Alas, Ken clearly doesn’t have an actual bus yet. It is, of course, harder to cobble together one of those at short notice than to knock up a campaign logo on your computer. That hasn’t stopped him publishing what he describes as a “photo of” the Fair Deal Express (see above) this morning. Unfortunately, not-very-close examination reveals that Ken’s skilled web craftsmen have simply taken a pic of a regular London bus from Wikipedia and crudely Photoshopped their logo on the front and sides.  Tell-tale signs, lads, for future reference: the whited-out numberplate and the driver in the hi-viz vest!

This blog has lovingly chronicled the fraudulence of the Fare Deal promise – even if it becomes the first fares promise that Ken has ever kept, it will actually save the “average Londoner” £150 over four years, rather than the £1000 that Ken claims. But when even the battle bus is a fake you know that things are getting serious.

Brian Paddick scores at second mayoral hustings

To the London mayoral business hustings in the City tonight. The suits were always going to be a quiet, well-behaved gig after the massed ranks of walking-stick-wielding pensioners last time – and so it proved. More Punch and Judy politics, please!

Unlike at the elderly hustings, Boris fairly clearly beat Ken this time. Even Livingstone only claimed it as a “score draw.”At one point, he was decrying health’n’safety rules that stopped his children jumping into their local swimming pool. There was too much overcoddling: “I would let people take the rational choice,” he said. “Like an open-platform bus!” interjected Johnson, to much laughter.

Ken sought to be less partisan than usual, at several points agreeing with Johnson. “I follow exactly that line and won’t waste your time talking about it,” he said once. “You should do that more often!” broke in Boris, winning a big laugh.
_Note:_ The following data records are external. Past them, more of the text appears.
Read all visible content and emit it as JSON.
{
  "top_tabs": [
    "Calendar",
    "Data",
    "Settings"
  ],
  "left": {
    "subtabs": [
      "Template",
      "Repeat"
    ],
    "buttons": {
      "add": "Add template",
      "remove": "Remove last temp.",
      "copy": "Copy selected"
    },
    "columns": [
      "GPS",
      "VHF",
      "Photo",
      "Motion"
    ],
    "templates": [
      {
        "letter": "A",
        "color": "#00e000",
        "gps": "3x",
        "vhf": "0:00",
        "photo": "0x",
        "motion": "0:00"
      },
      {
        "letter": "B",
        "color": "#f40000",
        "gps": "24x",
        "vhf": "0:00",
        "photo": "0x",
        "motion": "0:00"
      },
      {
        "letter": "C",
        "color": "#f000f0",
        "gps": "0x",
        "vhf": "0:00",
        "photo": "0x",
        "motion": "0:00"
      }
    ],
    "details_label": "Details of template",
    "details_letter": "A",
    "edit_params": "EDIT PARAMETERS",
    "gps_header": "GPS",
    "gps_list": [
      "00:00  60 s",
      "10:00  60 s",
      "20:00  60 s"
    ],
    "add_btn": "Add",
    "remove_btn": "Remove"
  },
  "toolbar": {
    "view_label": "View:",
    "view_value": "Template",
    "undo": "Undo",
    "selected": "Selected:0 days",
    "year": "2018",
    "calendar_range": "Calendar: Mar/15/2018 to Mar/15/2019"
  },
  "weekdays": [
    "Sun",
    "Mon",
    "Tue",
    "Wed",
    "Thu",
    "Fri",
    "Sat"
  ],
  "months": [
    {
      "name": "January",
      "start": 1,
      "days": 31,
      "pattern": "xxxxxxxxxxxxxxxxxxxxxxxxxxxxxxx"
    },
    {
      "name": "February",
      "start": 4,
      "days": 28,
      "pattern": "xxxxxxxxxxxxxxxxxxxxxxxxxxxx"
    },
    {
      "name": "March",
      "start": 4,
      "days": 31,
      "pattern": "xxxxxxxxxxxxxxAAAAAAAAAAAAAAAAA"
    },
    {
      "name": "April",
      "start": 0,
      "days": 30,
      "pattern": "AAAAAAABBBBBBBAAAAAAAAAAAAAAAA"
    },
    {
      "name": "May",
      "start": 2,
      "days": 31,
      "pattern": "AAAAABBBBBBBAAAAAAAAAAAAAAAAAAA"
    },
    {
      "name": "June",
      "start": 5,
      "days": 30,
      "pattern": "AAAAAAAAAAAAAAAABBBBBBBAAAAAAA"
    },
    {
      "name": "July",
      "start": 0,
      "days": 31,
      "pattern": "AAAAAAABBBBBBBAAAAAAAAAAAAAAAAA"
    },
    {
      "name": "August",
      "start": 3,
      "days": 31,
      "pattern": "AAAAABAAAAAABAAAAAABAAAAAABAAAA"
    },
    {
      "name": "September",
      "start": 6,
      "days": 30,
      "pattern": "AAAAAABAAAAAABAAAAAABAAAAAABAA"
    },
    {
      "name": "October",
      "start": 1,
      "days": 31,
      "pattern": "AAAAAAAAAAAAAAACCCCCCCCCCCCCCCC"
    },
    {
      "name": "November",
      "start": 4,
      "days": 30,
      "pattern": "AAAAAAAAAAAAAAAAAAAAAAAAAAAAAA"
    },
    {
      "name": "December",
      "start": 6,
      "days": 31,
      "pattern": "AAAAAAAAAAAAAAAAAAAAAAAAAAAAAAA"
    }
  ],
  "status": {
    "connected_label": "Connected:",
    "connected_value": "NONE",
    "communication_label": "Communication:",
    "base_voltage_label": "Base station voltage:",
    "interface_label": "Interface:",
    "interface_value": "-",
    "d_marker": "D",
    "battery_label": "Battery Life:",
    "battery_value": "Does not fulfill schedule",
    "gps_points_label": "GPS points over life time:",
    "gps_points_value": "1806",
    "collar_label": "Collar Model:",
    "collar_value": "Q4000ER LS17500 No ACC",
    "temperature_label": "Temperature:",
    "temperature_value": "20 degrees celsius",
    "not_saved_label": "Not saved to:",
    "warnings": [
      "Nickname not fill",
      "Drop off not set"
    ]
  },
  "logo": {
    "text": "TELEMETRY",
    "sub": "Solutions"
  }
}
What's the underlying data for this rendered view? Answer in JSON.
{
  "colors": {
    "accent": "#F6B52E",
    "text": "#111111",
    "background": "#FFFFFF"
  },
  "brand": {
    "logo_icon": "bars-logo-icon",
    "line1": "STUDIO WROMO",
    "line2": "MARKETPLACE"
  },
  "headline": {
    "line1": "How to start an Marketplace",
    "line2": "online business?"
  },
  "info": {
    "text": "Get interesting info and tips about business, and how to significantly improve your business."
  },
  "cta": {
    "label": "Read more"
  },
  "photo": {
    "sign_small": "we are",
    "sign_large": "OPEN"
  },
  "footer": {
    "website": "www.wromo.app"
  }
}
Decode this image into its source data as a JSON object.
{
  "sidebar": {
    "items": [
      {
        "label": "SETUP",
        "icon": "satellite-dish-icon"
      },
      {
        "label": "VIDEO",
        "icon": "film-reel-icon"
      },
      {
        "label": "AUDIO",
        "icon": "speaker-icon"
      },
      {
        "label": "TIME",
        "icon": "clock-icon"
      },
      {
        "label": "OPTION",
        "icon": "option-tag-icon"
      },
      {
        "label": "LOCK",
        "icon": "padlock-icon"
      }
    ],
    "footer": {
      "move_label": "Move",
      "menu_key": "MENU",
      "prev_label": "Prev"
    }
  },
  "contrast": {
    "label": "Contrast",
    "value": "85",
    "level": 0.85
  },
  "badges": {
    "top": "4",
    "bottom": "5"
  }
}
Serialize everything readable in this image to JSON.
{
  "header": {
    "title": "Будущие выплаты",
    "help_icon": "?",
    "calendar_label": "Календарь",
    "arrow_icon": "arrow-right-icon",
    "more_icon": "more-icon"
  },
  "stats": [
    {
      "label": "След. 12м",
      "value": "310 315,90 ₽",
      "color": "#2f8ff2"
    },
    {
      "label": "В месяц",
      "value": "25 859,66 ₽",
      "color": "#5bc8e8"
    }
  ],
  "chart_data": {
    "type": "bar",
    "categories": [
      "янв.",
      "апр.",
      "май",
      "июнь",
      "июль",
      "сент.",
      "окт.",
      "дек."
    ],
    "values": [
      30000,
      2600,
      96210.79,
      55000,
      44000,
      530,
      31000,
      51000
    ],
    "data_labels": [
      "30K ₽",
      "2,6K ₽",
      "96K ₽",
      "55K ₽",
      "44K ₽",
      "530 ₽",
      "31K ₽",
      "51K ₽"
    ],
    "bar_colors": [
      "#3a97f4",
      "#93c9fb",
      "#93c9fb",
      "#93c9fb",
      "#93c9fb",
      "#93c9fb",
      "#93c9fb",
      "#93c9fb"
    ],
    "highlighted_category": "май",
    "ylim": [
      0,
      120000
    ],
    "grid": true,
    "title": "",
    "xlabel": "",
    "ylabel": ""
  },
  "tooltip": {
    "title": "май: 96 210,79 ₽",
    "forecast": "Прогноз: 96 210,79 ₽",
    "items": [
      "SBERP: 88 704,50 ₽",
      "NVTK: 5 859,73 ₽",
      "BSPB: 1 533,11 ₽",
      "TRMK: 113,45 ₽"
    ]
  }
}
I still didn’t think Boris was sharp enough, though – as I wrote in the Spectator last week, he needs to hit Ken harder on the fantasy economics behind his plans. No doubt Boris would like to go round London, as Ken has been doing, offering free money to every voter he meets. But there is no money and there are no free lunches. Ken is risking projects vital to London’s long-term future for a short-term electoral bribe. That sort of thing.

The best speaker of the night was the Lib Dems’ Brian Paddick, who went down rather well with a simple, focused message: businesses will not come to London if they don’t think it’s safe.  Crime, he said, was going up and he, the ex-copper, was the man to tackle it. Paddick also had the two best jokes – a lovely dig at Ken’s exotic tax arrangements (Paddick, like Boris, pays full income tax on his freelance earnings – another contradiction of Ken’s claim that “everyone” in his position avoids this tax by turning themselves, like him, into a personal company.)

My favourite Paddick joke, though, was about the new Borismaster bus. “Boris likes his bus because it’s like his house – it has two staircases and three doors,” he said. That got the biggest laugh of the night.